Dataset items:
:::
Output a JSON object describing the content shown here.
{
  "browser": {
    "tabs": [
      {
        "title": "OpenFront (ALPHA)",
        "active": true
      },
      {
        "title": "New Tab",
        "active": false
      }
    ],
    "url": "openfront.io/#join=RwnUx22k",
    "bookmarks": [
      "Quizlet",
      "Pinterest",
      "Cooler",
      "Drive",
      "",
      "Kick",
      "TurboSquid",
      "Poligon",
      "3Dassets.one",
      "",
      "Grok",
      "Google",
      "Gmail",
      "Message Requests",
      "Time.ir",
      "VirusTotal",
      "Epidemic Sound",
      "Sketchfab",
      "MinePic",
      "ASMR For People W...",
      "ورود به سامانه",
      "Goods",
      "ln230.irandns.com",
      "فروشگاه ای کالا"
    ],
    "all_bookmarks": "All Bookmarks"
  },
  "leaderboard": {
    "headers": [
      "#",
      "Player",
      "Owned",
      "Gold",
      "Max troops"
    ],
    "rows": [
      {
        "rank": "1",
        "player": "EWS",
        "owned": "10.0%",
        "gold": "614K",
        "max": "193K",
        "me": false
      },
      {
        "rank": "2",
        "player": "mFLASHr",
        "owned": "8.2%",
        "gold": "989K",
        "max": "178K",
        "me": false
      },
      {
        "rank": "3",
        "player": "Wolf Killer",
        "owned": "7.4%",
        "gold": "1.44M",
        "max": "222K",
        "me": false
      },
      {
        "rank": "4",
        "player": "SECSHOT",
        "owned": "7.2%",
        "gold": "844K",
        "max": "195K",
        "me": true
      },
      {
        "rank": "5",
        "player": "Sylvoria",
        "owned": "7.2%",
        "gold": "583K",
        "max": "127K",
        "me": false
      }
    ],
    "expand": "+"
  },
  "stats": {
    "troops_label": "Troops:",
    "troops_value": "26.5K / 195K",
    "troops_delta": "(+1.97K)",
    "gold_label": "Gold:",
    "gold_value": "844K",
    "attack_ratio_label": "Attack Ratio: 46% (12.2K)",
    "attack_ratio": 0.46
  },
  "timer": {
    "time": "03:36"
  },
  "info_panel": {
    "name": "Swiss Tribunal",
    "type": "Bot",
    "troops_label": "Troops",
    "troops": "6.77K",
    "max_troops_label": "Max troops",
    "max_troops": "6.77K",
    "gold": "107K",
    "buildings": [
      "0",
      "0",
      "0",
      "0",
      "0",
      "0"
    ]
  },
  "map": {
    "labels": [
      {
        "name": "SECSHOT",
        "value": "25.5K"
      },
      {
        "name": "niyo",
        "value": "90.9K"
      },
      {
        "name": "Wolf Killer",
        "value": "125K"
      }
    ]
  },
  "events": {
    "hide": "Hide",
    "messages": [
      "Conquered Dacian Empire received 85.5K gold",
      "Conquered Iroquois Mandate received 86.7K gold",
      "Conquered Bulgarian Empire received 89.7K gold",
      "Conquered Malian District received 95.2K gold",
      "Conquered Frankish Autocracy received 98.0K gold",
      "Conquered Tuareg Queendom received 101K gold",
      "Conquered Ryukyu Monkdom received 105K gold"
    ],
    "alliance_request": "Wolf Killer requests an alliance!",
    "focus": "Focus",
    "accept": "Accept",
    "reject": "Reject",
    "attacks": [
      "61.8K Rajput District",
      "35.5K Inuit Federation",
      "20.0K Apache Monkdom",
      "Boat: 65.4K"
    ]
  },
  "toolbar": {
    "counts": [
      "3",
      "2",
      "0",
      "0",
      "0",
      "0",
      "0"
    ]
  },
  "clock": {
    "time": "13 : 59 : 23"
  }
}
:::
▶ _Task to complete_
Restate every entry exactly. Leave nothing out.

▶ _Task output_
Output a JSON object describing the content shown here.
{
  "browser": {
    "tabs": [
      {
        "title": "OpenFront (ALPHA)",
        "active": true
      },
      {
        "title": "New Tab",
        "active": false
      }
    ],
    "url": "openfront.io/#join=RwnUx22k",
    "bookmarks": [
      "Quizlet",
      "Pinterest",
      "Cooler",
      "Drive",
      "",
      "Kick",
      "TurboSquid",
      "Poligon",
      "3Dassets.one",
      "",
      "Grok",
      "Google",
      "Gmail",
      "Message Requests",
      "Time.ir",
      "VirusTotal",
      "Epidemic Sound",
      "Sketchfab",
      "MinePic",
      "ASMR For People W...",
      "ورود به سامانه",
      "Goods",
      "ln230.irandns.com",
      "فروشگاه ای کالا"
    ],
    "all_bookmarks": "All Bookmarks"
  },
  "leaderboard": {
    "headers": [
      "#",
      "Player",
      "Owned",
      "Gold",
      "Max troops"
    ],
    "rows": [
      {
        "rank": "1",
        "player": "EWS",
        "owned": "10.0%",
        "gold": "614K",
        "max": "193K",
        "me": false
      },
      {
        "rank": "2",
        "player": "mFLASHr",
        "owned": "8.2%",
        "gold": "989K",
        "max": "178K",
        "me": false
      },
      {
        "rank": "3",
        "player": "Wolf Killer",
        "owned": "7.4%",
        "gold": "1.44M",
        "max": "222K",
        "me": false
      },
      {
        "rank": "4",
        "player": "SECSHOT",
        "owned": "7.2%",
        "gold": "844K",
        "max": "195K",
        "me": true
      },
      {
        "rank": "5",
        "player": "Sylvoria",
        "owned": "7.2%",
        "gold": "583K",
        "max": "127K",
        "me": false
      }
    ],
    "expand": "+"
  },
  "stats": {
    "troops_label": "Troops:",
    "troops_value": "26.5K / 195K",
    "troops_delta": "(+1.97K)",
    "gold_label": "Gold:",
    "gold_value": "844K",
    "attack_ratio_label": "Attack Ratio: 46% (12.2K)",
    "attack_ratio": 0.46
  },
  "timer": {
    "time": "03:36"
  },
  "info_panel": {
    "name": "Swiss Tribunal",
    "type": "Bot",
    "troops_label": "Troops",
    "troops": "6.77K",
    "max_troops_label": "Max troops",
    "max_troops": "6.77K",
    "gold": "107K",
    "buildings": [
      "0",
      "0",
      "0",
      "0",
      "0",
      "0"
    ]
  },
  "map": {
    "labels": [
      {
        "name": "SECSHOT",
        "value": "25.5K"
      },
      {
        "name": "niyo",
        "value": "90.9K"
      },
      {
        "name": "Wolf Killer",
        "value": "125K"
      }
    ]
  },
  "events": {
    "hide": "Hide",
    "messages": [
      "Conquered Dacian Empire received 85.5K gold",
      "Conquered Iroquois Mandate received 86.7K gold",
      "Conquered Bulgarian Empire received 89.7K gold",
      "Conquered Malian District received 95.2K gold",
      "Conquered Frankish Autocracy received 98.0K gold",
      "Conquered Tuareg Queendom received 101K gold",
      "Conquered Ryukyu Monkdom received 105K gold"
    ],
    "alliance_request": "Wolf Killer requests an alliance!",
    "focus": "Focus",
    "accept": "Accept",
    "reject": "Reject",
    "attacks": [
      "61.8K Rajput District",
      "35.5K Inuit Federation",
      "20.0K Apache Monkdom",
      "Boat: 65.4K"
    ]
  },
  "toolbar": {
    "counts": [
      "3",
      "2",
      "0",
      "0",
      "0",
      "0",
      "0"
    ]
  },
  "clock": {
    "time": "13 : 59 : 23"
  }
}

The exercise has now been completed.